Zearalenone can cause issues with reduced reproductive overall performance of cows, resulting in delayed sexual maturity or altered conception rates, irregular heats. We can also see cystic cows or early embryonic deaths.
The emerging Mycotoxins contain toxins such as Moniliformin, Alternariol and Tenuazonic acid, these can cause issues such as damage to the heart muscle, including myocardial lesions and increased relative heart weights, also muscular weakness, respiratory distress, decreased feed intake, BW gains, liver damage, diarrhoea, vomiting, haemorrhages, muscle tremor and convulsion and can have a negative impact on reproductive functions.
Other Penicillium mycotoxins may decrease beneficial microbial populations in the rumen, decrease synthesis of volatile fatty acids and change microbial protein production. Such effects may result in digestive disorders, a decrease in animal performance and altered milk production or milk quality. Suppression of the immune system could also occur.
Fusaric acid can play a part in reducing intakes and efficiency and causing lameness along with feed refusal and udder edemas.
How can mycotoxins be dealt with on-farm?
MYCOSORB A+ reduces mycotoxin absorption, negating the effects on production:
- Proven Broad spectrum binder tackling most mycotoxins
- Fast acting, and at low doses (50-150g/cow)
- Proven by scientific research – 146 peer-reviewed studies
- 50g/cow costs approx. 10p/head/day – ROI of 2.5:1 (increased milk profit over cost)
Wynnstay customer Rob Powell has found wintering ewes at home, on grass and root crops, a cost-effective option.
Nutrient management planning ensures that crops receive the right nutrients in the right amounts at the right time. When done effectively, it not only promotes healthy crop growth but also maximises yields and minimises environmental impacts.
Rachel Clifton, one of our experts in nutrient management planning, sheds light on the plan’s key principles and practices, and what is involved in the process of getting one.
Low grass silage stocks have been a significant subject of conversation this summer, stemming from the adverse impact of a dry June on grass growth.
Although we had rain towards the end of June, it was patchy. Where rain did fall, it often came in short, heavy bursts. If the ground was baked hard, this made it prone to run off. What we needed was prolonged rainfall to wet the ground so it could soak in.
When it comes to selling wheat, many growers revert to selling it for animal feed, however it is important to evaluate and maximise the potential of grain in terms of market and premiums, as many could be missing out on opportunities to add value to their grain.
It is important to remember that not only group one varieties on the recommended list have the potential to offer a premium, as many group twos, threes and fours can also provide this if the specs are met, which many of them are capable of.
In Season 3, Episode 7 of the Wynnstay Agri-Hub podcast, Rob Hess one of our Senior Traders at GrainLink has joined me to discuss the potential of grain in terms of how growers can optimise quality and ultimately achieve the best price possible.

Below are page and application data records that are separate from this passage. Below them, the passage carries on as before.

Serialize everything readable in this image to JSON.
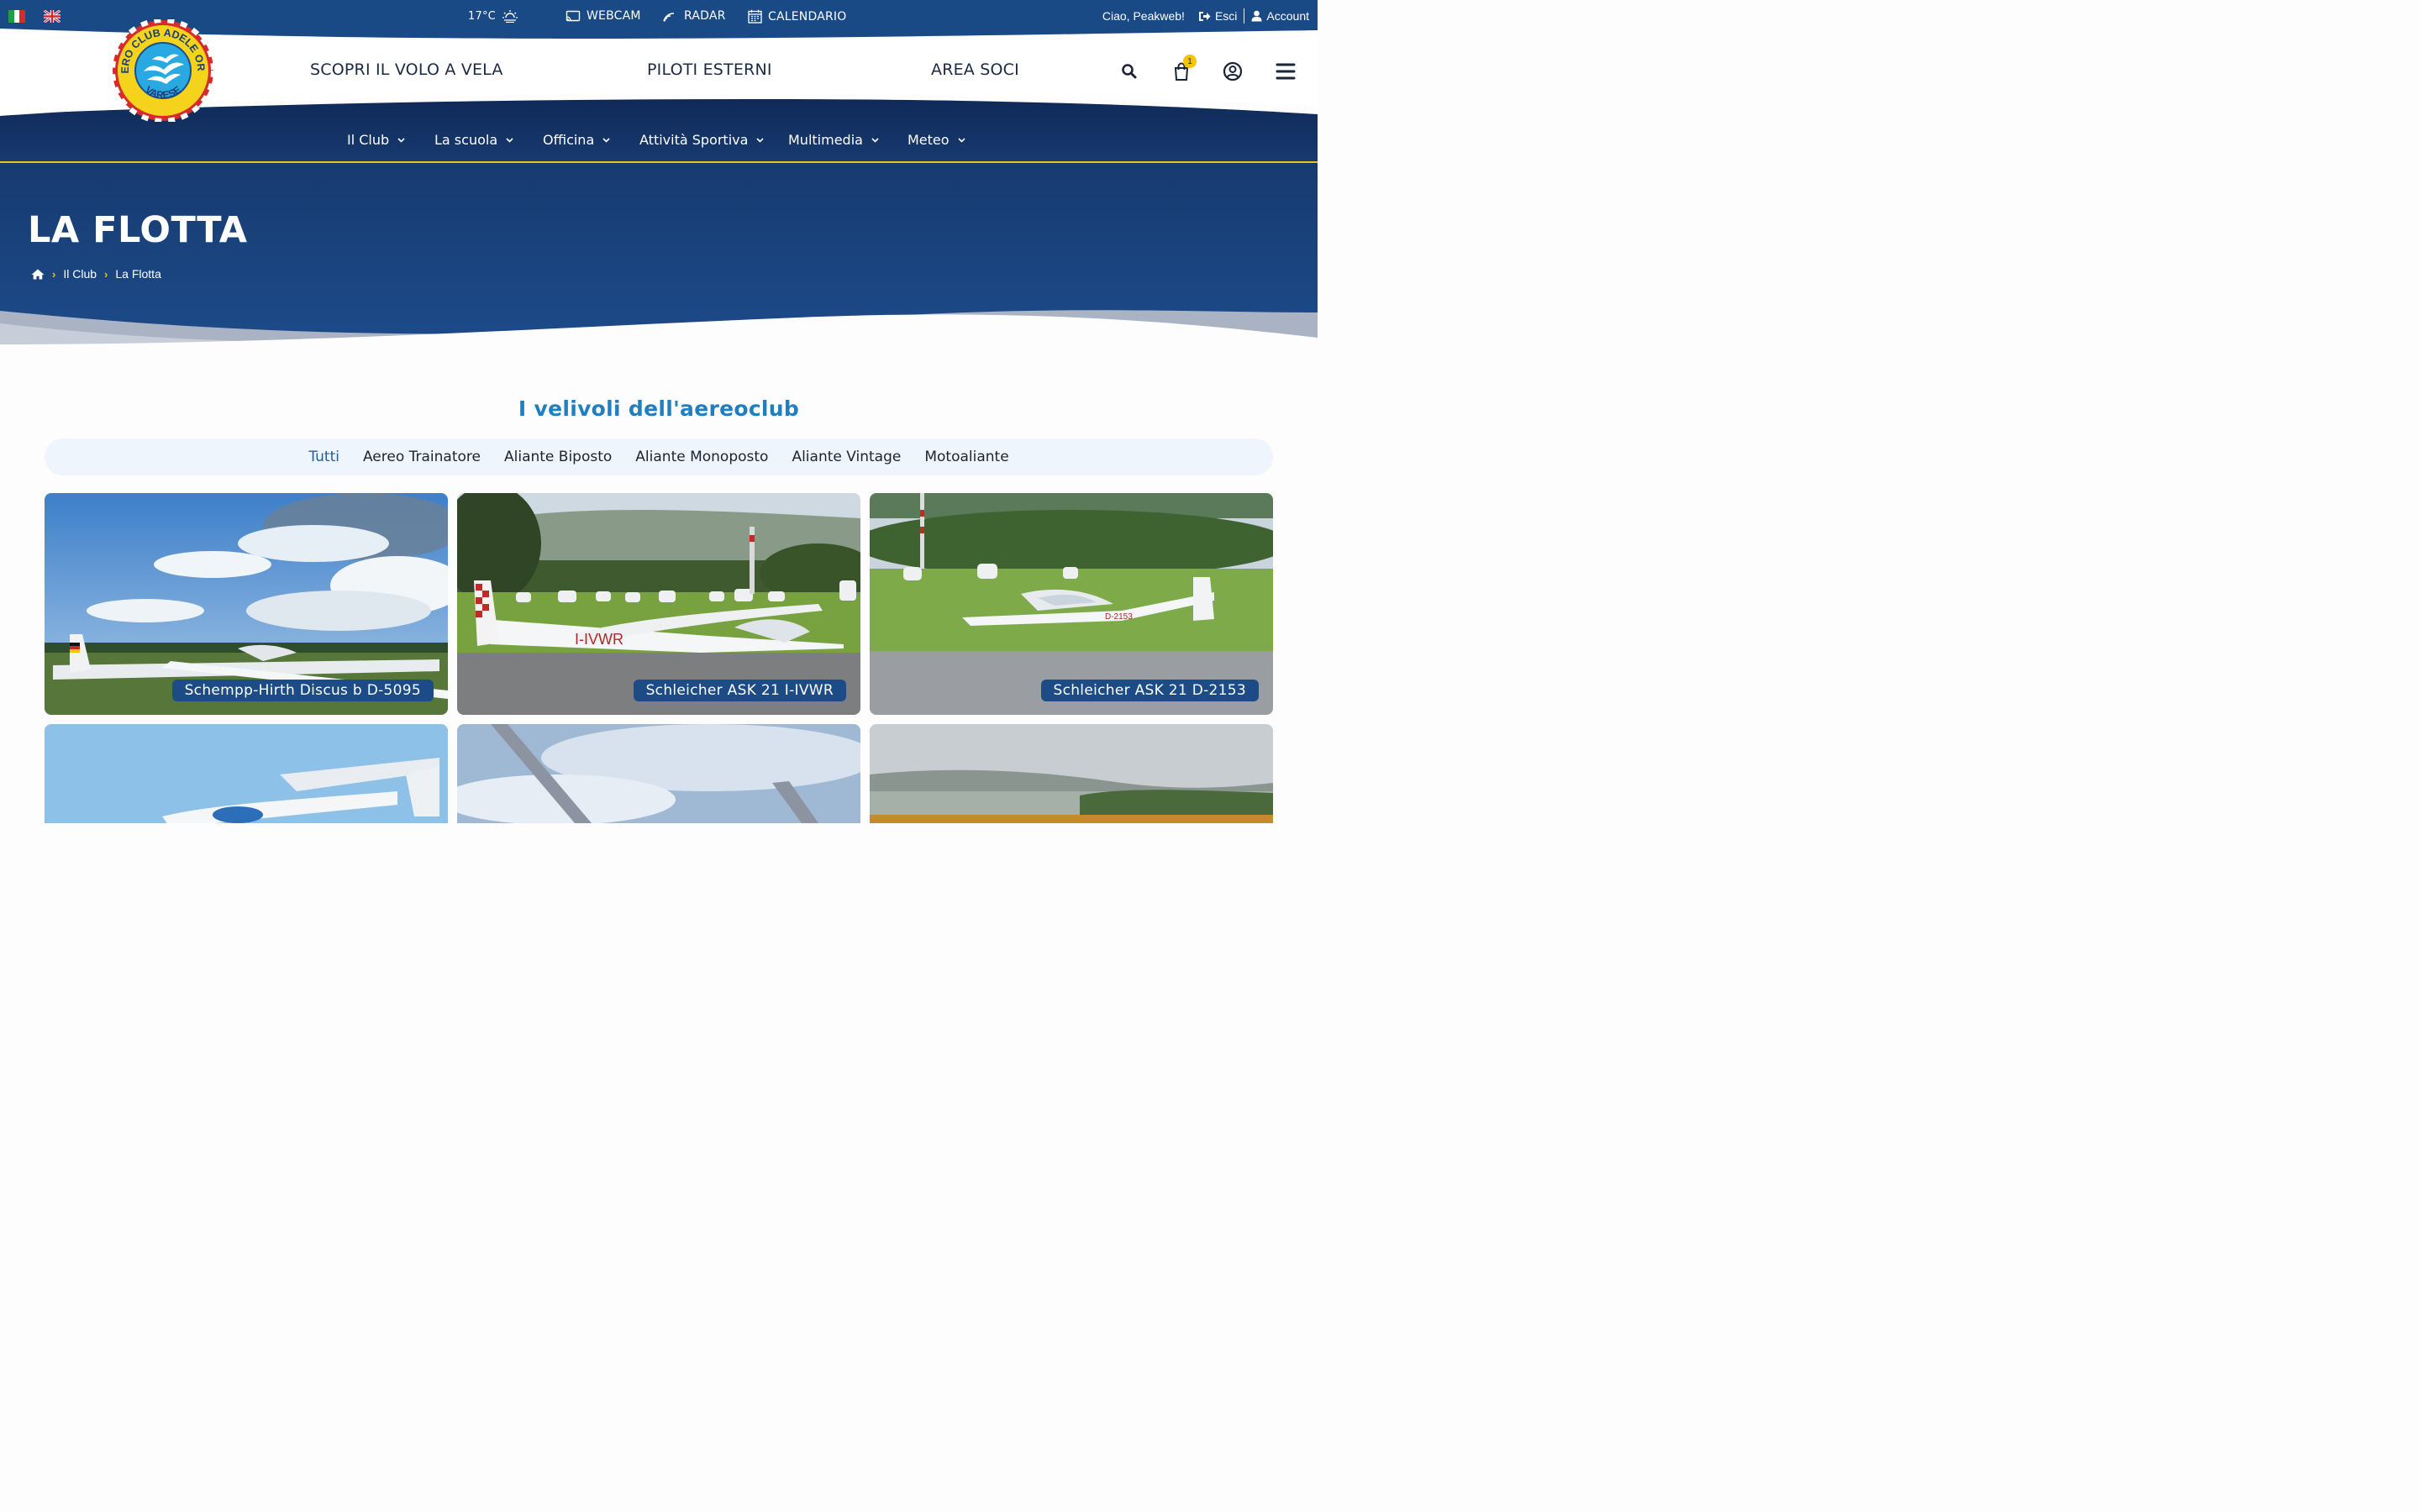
{
  "topbar": {
    "languages": [
      "Italiano",
      "English"
    ],
    "temperature": "17°C",
    "weather_icon": "sun-fog-icon",
    "webcam_label": "WEBCAM",
    "radar_label": "RADAR",
    "calendar_label": "CALENDARIO",
    "greeting": "Ciao, Peakweb!",
    "logout_label": "Esci",
    "account_label": "Account"
  },
  "logo": {
    "text_top": "AERO CLUB ADELE ORSI",
    "text_bottom": "VARESE"
  },
  "main_nav": {
    "items": [
      "SCOPRI IL VOLO A VELA",
      "PILOTI ESTERNI",
      "AREA SOCI"
    ]
  },
  "header_icons": {
    "cart_count": "1"
  },
  "sub_nav": {
    "items": [
      "Il Club",
      "La scuola",
      "Officina",
      "Attività Sportiva",
      "Multimedia",
      "Meteo"
    ]
  },
  "hero": {
    "title": "LA FLOTTA",
    "breadcrumb": [
      "Il Club",
      "La Flotta"
    ]
  },
  "fleet": {
    "title": "I velivoli dell'aereoclub",
    "filters": [
      "Tutti",
      "Aereo Trainatore",
      "Aliante Biposto",
      "Aliante Monoposto",
      "Aliante Vintage",
      "Motoaliante"
    ],
    "active_filter": "Tutti",
    "cards": [
      {
        "caption": "Schempp-Hirth Discus b D-5095",
        "registration": "D-5095"
      },
      {
        "caption": "Schleicher ASK 21 I-IVWR",
        "registration": "I-IVWR"
      },
      {
        "caption": "Schleicher ASK 21 D-2153",
        "registration": "D-2153"
      }
    ]
  },
  "colors": {
    "navy": "#1a3e74",
    "navy_dark": "#0f2a55",
    "accent_yellow": "#e8c21a",
    "title_blue": "#1f7fc0",
    "caption_bg": "#1c4b86"
  }
}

When growing high yielding varieties, often other agronomic features such as disease resistance are sometimes overlooked. The fungicides at our disposal today are capable of producing extremely good results, but it is important to apply as much thought to the fungicide programme and timings as to the choice of product, to achieve optimum yield potential.
Over recent years, the emphasis has moved away from reactive fungicide applications to treat visible disease in the crop, and more towards a strategy where prevention is better than cure. To achieve this, the fungicides must be applied at the correct time and early in the development of the disease, or even before infection occurs, with timing infl uenced by growth stage, weather and the variety’s disease resistance.